Every line of the listing below should be written out exactly, minus its pictures.

**SOURCE RECORDS:**
++++++++++
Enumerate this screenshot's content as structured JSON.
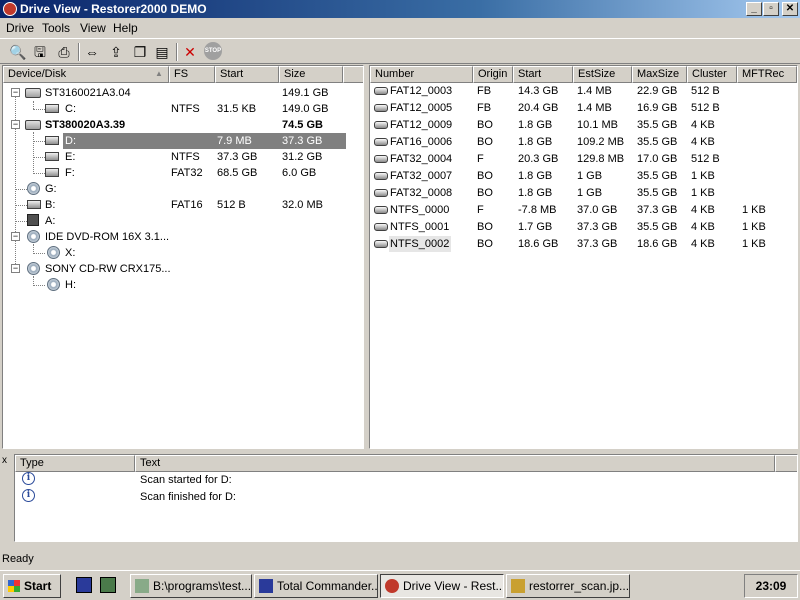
{
  "window": {
    "title": "Drive View - Restorer2000 DEMO",
    "minimize": "_",
    "maximize": "▫",
    "close": "✕"
  },
  "menu": [
    "Drive",
    "Tools",
    "View",
    "Help"
  ],
  "left_panel": {
    "columns": [
      "Device/Disk",
      "FS",
      "Start",
      "Size"
    ],
    "rows": [
      {
        "name": "ST3160021A3.04",
        "fs": "",
        "start": "",
        "size": "149.1 GB"
      },
      {
        "name": "C:",
        "fs": "NTFS",
        "start": "31.5 KB",
        "size": "149.0 GB"
      },
      {
        "name": "ST380020A3.39",
        "fs": "",
        "start": "",
        "size": "74.5 GB"
      },
      {
        "name": "D:",
        "fs": "",
        "start": "7.9 MB",
        "size": "37.3 GB"
      },
      {
        "name": "E:",
        "fs": "NTFS",
        "start": "37.3 GB",
        "size": "31.2 GB"
      },
      {
        "name": "F:",
        "fs": "FAT32",
        "start": "68.5 GB",
        "size": "6.0 GB"
      },
      {
        "name": "G:",
        "fs": "",
        "start": "",
        "size": ""
      },
      {
        "name": "B:",
        "fs": "FAT16",
        "start": "512 B",
        "size": "32.0 MB"
      },
      {
        "name": "A:",
        "fs": "",
        "start": "",
        "size": ""
      },
      {
        "name": "IDE DVD-ROM 16X 3.1...",
        "fs": "",
        "start": "",
        "size": ""
      },
      {
        "name": "X:",
        "fs": "",
        "start": "",
        "size": ""
      },
      {
        "name": "SONY CD-RW CRX175...",
        "fs": "",
        "start": "",
        "size": ""
      },
      {
        "name": "H:",
        "fs": "",
        "start": "",
        "size": ""
      }
    ]
  },
  "right_panel": {
    "columns": [
      "Number",
      "Origin",
      "Start",
      "EstSize",
      "MaxSize",
      "Cluster",
      "MFTRec"
    ],
    "rows": [
      [
        "FAT12_0003",
        "FB",
        "14.3 GB",
        "1.4 MB",
        "22.9 GB",
        "512 B",
        ""
      ],
      [
        "FAT12_0005",
        "FB",
        "20.4 GB",
        "1.4 MB",
        "16.9 GB",
        "512 B",
        ""
      ],
      [
        "FAT12_0009",
        "BO",
        "1.8 GB",
        "10.1 MB",
        "35.5 GB",
        "4 KB",
        ""
      ],
      [
        "FAT16_0006",
        "BO",
        "1.8 GB",
        "109.2 MB",
        "35.5 GB",
        "4 KB",
        ""
      ],
      [
        "FAT32_0004",
        "F",
        "20.3 GB",
        "129.8 MB",
        "17.0 GB",
        "512 B",
        ""
      ],
      [
        "FAT32_0007",
        "BO",
        "1.8 GB",
        "1 GB",
        "35.5 GB",
        "1 KB",
        ""
      ],
      [
        "FAT32_0008",
        "BO",
        "1.8 GB",
        "1 GB",
        "35.5 GB",
        "1 KB",
        ""
      ],
      [
        "NTFS_0000",
        "F",
        "-7.8 MB",
        "37.0 GB",
        "37.3 GB",
        "4 KB",
        "1 KB"
      ],
      [
        "NTFS_0001",
        "BO",
        "1.7 GB",
        "37.3 GB",
        "35.5 GB",
        "4 KB",
        "1 KB"
      ],
      [
        "NTFS_0002",
        "BO",
        "18.6 GB",
        "37.3 GB",
        "18.6 GB",
        "4 KB",
        "1 KB"
      ]
    ]
  },
  "log": {
    "close": "x",
    "columns": [
      "Type",
      "Text"
    ],
    "rows": [
      {
        "type_icon": "info-icon",
        "text": "Scan started for D:"
      },
      {
        "type_icon": "info-icon",
        "text": "Scan finished for D:"
      }
    ]
  },
  "status": "Ready",
  "taskbar": {
    "start": "Start",
    "tasks": [
      "B:\\programs\\test...",
      "Total Commander...",
      "Drive View - Rest...",
      "restorrer_scan.jp..."
    ],
    "clock": "23:09"
  },
  "colors": {
    "title_gradient_start": "#0a246a",
    "selection": "#808080",
    "face": "#d4d0c8"
  }
}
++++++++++
**EXERCISE RESULT:**
Enumerate this screenshot's content as structured JSON.
{
  "window": {
    "title": "Drive View - Restorer2000 DEMO",
    "minimize": "_",
    "maximize": "▫",
    "close": "✕"
  },
  "menu": [
    "Drive",
    "Tools",
    "View",
    "Help"
  ],
  "left_panel": {
    "columns": [
      "Device/Disk",
      "FS",
      "Start",
      "Size"
    ],
    "rows": [
      {
        "name": "ST3160021A3.04",
        "fs": "",
        "start": "",
        "size": "149.1 GB"
      },
      {
        "name": "C:",
        "fs": "NTFS",
        "start": "31.5 KB",
        "size": "149.0 GB"
      },
      {
        "name": "ST380020A3.39",
        "fs": "",
        "start": "",
        "size": "74.5 GB"
      },
      {
        "name": "D:",
        "fs": "",
        "start": "7.9 MB",
        "size": "37.3 GB"
      },
      {
        "name": "E:",
        "fs": "NTFS",
        "start": "37.3 GB",
        "size": "31.2 GB"
      },
      {
        "name": "F:",
        "fs": "FAT32",
        "start": "68.5 GB",
        "size": "6.0 GB"
      },
      {
        "name": "G:",
        "fs": "",
        "start": "",
        "size": ""
      },
      {
        "name": "B:",
        "fs": "FAT16",
        "start": "512 B",
        "size": "32.0 MB"
      },
      {
        "name": "A:",
        "fs": "",
        "start": "",
        "size": ""
      },
      {
        "name": "IDE DVD-ROM 16X 3.1...",
        "fs": "",
        "start": "",
        "size": ""
      },
      {
        "name": "X:",
        "fs": "",
        "start": "",
        "size": ""
      },
      {
        "name": "SONY CD-RW CRX175...",
        "fs": "",
        "start": "",
        "size": ""
      },
      {
        "name": "H:",
        "fs": "",
        "start": "",
        "size": ""
      }
    ]
  },
  "right_panel": {
    "columns": [
      "Number",
      "Origin",
      "Start",
      "EstSize",
      "MaxSize",
      "Cluster",
      "MFTRec"
    ],
    "rows": [
      [
        "FAT12_0003",
        "FB",
        "14.3 GB",
        "1.4 MB",
        "22.9 GB",
        "512 B",
        ""
      ],
      [
        "FAT12_0005",
        "FB",
        "20.4 GB",
        "1.4 MB",
        "16.9 GB",
        "512 B",
        ""
      ],
      [
        "FAT12_0009",
        "BO",
        "1.8 GB",
        "10.1 MB",
        "35.5 GB",
        "4 KB",
        ""
      ],
      [
        "FAT16_0006",
        "BO",
        "1.8 GB",
        "109.2 MB",
        "35.5 GB",
        "4 KB",
        ""
      ],
      [
        "FAT32_0004",
        "F",
        "20.3 GB",
        "129.8 MB",
        "17.0 GB",
        "512 B",
        ""
      ],
      [
        "FAT32_0007",
        "BO",
        "1.8 GB",
        "1 GB",
        "35.5 GB",
        "1 KB",
        ""
      ],
      [
        "FAT32_0008",
        "BO",
        "1.8 GB",
        "1 GB",
        "35.5 GB",
        "1 KB",
        ""
      ],
      [
        "NTFS_0000",
        "F",
        "-7.8 MB",
        "37.0 GB",
        "37.3 GB",
        "4 KB",
        "1 KB"
      ],
      [
        "NTFS_0001",
        "BO",
        "1.7 GB",
        "37.3 GB",
        "35.5 GB",
        "4 KB",
        "1 KB"
      ],
      [
        "NTFS_0002",
        "BO",
        "18.6 GB",
        "37.3 GB",
        "18.6 GB",
        "4 KB",
        "1 KB"
      ]
    ]
  },
  "log": {
    "close": "x",
    "columns": [
      "Type",
      "Text"
    ],
    "rows": [
      {
        "type_icon": "info-icon",
        "text": "Scan started for D:"
      },
      {
        "type_icon": "info-icon",
        "text": "Scan finished for D:"
      }
    ]
  },
  "status": "Ready",
  "taskbar": {
    "start": "Start",
    "tasks": [
      "B:\\programs\\test...",
      "Total Commander...",
      "Drive View - Rest...",
      "restorrer_scan.jp..."
    ],
    "clock": "23:09"
  },
  "colors": {
    "title_gradient_start": "#0a246a",
    "selection": "#808080",
    "face": "#d4d0c8"
  }
}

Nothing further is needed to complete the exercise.